Joshua Roman has earned an international reputation for his wide-ranging repertoire, a commitment to communicating the essence of music in visionary ways, artistic leadership and versatility.

As well as being a celebrated performer, Roman is recognized as an accomplished composer and curator, and was named a TED Senior Fellow in 2015.

During the 2017 season, Roman will play Mason Bates’s Cello Concerto with four different orchestras: the Portland, Berkeley, Spokane, and Memphis Symphonies. The concerto is dedicated to the cellist, who premiered it with the Seattle Symphony in 2014, and has since played it around the U.S. In the second of two performances with the Omaha Symphony he plays Dreamsongs, a cello concerto written for him by Pulitzer Prize-winning composer Aaron Jay Kernis, after a concert featuring Tchaikovsky’s Pezzo Capriccioso and Variations on a Rococo Theme. He continues to pursue his artistic vision as Artistic Director of TownMusic at Town Hall Seattle, where last season he presented his own song cycle, … we do it to one another, and as Artistic Advisor of Seattle’s Second Inversion.

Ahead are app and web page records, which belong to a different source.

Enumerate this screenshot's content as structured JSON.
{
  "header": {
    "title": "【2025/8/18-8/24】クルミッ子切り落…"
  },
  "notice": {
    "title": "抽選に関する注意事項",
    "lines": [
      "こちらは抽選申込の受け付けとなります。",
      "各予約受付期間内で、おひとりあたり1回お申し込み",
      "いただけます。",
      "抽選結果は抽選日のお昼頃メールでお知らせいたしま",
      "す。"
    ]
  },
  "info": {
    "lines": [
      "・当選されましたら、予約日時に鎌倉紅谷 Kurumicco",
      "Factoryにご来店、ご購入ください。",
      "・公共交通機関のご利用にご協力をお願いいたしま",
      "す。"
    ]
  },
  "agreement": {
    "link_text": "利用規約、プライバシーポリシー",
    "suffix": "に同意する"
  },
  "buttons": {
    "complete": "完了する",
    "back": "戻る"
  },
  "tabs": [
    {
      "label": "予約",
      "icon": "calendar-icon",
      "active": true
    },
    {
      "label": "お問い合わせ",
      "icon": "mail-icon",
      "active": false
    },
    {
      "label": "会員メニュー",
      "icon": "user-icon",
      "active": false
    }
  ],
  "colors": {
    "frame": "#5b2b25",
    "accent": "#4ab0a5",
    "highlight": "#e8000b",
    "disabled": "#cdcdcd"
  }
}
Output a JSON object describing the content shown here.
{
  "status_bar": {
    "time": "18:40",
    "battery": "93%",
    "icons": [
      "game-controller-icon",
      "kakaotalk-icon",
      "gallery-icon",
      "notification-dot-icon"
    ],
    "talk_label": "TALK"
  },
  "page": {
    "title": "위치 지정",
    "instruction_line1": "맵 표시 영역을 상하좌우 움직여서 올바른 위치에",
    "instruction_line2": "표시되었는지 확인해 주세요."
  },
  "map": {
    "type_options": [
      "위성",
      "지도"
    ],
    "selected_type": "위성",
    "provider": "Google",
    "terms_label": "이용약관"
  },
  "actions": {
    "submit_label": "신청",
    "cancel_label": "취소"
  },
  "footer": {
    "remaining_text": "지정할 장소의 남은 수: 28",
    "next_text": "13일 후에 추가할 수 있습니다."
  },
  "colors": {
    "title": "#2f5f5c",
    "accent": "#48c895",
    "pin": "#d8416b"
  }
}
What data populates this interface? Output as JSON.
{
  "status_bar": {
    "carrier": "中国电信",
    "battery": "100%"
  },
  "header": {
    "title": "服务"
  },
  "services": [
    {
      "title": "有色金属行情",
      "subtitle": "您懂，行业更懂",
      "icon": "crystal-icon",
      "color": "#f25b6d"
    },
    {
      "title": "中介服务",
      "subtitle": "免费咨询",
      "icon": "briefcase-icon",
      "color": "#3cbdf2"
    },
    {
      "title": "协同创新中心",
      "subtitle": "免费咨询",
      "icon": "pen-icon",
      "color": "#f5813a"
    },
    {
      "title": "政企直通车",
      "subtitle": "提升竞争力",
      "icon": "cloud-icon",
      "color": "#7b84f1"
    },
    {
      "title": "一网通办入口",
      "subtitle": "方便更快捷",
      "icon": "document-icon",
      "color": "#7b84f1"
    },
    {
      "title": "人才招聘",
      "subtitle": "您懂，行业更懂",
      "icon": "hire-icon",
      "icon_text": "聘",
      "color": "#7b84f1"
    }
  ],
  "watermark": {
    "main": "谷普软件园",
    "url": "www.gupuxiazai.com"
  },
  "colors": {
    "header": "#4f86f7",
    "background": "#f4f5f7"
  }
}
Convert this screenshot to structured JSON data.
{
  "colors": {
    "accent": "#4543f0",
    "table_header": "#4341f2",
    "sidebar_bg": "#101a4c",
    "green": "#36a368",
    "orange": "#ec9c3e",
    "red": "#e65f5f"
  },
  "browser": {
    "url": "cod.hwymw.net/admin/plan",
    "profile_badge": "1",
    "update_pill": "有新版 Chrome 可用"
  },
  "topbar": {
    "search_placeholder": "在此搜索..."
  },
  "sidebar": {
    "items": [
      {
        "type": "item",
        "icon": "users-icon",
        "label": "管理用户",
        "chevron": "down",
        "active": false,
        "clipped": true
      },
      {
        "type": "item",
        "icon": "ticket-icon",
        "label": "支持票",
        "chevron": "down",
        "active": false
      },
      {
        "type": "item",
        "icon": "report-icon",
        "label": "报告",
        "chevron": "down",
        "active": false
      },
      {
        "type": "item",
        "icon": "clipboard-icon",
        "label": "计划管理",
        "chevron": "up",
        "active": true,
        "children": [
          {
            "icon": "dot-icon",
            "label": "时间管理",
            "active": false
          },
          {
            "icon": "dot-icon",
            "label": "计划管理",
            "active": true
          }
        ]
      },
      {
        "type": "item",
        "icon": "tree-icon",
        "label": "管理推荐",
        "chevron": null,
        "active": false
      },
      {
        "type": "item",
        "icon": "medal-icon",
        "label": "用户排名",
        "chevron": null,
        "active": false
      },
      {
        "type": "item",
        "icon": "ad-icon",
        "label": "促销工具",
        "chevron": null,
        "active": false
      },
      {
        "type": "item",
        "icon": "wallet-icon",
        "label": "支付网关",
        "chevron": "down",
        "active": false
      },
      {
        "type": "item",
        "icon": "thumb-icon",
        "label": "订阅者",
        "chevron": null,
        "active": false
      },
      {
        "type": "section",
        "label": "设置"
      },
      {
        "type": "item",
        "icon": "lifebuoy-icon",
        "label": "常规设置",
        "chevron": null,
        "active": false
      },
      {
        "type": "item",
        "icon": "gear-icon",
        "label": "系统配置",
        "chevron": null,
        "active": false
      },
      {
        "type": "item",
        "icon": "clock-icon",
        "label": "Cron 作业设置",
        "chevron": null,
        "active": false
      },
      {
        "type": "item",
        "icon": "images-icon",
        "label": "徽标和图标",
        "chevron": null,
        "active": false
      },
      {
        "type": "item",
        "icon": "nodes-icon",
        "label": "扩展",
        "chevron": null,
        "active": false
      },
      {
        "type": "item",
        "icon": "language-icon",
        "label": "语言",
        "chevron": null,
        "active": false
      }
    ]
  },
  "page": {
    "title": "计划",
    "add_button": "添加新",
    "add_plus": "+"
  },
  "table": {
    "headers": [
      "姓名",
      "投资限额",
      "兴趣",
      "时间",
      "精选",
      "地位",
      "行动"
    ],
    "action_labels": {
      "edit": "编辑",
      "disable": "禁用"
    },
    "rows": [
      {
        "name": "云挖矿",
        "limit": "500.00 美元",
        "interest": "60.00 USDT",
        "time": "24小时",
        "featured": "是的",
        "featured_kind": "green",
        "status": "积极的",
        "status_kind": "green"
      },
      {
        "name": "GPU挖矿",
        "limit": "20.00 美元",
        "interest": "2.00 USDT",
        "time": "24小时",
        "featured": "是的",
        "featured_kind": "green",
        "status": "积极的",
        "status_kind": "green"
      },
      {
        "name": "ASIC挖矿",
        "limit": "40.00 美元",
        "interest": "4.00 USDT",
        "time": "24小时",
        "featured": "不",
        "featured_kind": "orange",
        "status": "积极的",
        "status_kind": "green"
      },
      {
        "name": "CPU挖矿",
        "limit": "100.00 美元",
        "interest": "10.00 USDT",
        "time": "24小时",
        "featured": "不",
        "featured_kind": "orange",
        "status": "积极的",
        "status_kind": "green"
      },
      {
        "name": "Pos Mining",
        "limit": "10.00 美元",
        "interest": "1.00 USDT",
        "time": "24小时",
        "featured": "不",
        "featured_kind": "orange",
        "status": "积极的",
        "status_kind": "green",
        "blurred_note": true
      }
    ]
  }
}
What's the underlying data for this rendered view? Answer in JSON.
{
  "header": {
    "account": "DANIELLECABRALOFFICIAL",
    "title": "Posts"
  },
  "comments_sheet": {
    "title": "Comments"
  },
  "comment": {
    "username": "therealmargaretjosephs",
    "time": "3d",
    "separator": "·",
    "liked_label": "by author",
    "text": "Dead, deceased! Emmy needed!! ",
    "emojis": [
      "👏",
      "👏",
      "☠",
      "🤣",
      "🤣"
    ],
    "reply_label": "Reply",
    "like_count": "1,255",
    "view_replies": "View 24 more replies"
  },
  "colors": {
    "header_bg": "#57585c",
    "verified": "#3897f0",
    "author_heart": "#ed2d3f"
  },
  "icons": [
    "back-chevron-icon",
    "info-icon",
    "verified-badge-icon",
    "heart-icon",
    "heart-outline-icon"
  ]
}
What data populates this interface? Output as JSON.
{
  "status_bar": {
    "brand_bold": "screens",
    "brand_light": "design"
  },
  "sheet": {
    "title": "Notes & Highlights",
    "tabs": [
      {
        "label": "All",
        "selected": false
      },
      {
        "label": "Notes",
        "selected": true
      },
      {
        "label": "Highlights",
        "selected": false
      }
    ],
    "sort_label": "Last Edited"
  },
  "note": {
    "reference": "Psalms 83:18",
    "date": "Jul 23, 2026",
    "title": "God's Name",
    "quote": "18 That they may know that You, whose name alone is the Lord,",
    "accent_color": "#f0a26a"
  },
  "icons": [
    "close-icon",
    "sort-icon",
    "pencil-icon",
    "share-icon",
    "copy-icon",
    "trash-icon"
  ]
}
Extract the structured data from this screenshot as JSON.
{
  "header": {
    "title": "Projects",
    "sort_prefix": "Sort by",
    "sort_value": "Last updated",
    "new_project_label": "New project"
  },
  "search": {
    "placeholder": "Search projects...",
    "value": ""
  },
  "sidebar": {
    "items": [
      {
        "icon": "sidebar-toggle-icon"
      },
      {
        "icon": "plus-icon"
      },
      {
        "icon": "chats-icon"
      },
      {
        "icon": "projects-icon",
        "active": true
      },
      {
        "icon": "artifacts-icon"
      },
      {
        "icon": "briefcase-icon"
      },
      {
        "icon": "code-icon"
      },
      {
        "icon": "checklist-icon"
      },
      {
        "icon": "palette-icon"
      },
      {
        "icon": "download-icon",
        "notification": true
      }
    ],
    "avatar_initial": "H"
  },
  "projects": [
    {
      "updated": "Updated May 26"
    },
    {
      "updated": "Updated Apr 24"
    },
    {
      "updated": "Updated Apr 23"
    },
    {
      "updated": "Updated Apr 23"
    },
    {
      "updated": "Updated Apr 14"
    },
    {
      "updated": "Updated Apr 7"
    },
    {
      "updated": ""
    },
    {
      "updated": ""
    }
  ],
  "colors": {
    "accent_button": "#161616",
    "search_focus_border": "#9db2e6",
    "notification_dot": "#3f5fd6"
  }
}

Before embarking on a solo career, Roman spent two seasons as principal cellist of the Seattle Symphony, a position he won in 2006 at the age of 22. Since that time he has appeared as a soloist with the San Francisco Symphony, Seattle Symphony, Los Angeles Philharmonic, BBC Scottish Symphony, Moscow State Symphony and Mariinsky Orchestra, among many others. An active chamber musician, Roman has collaborated with Cho-Liang Lin, Assad Brothers, Christian Zacharias, Yo-Yo Ma, the JACK Quartet, the Enso String Quartet and Talea Ensemble. His YouTube series, “Everyday Bach,” features Roman performing Bach’s cello suites from beautiful settings around the world. He was the only guest artist invited to play an unaccompanied solo during the YouTube Symphony Orchestra’s 2009 debut concert at Carnegie Hall, and has given a solo performance on the TED2015 main stage. Roman is grateful for the loan of an 1899 cello by Giulio Degani of Venice.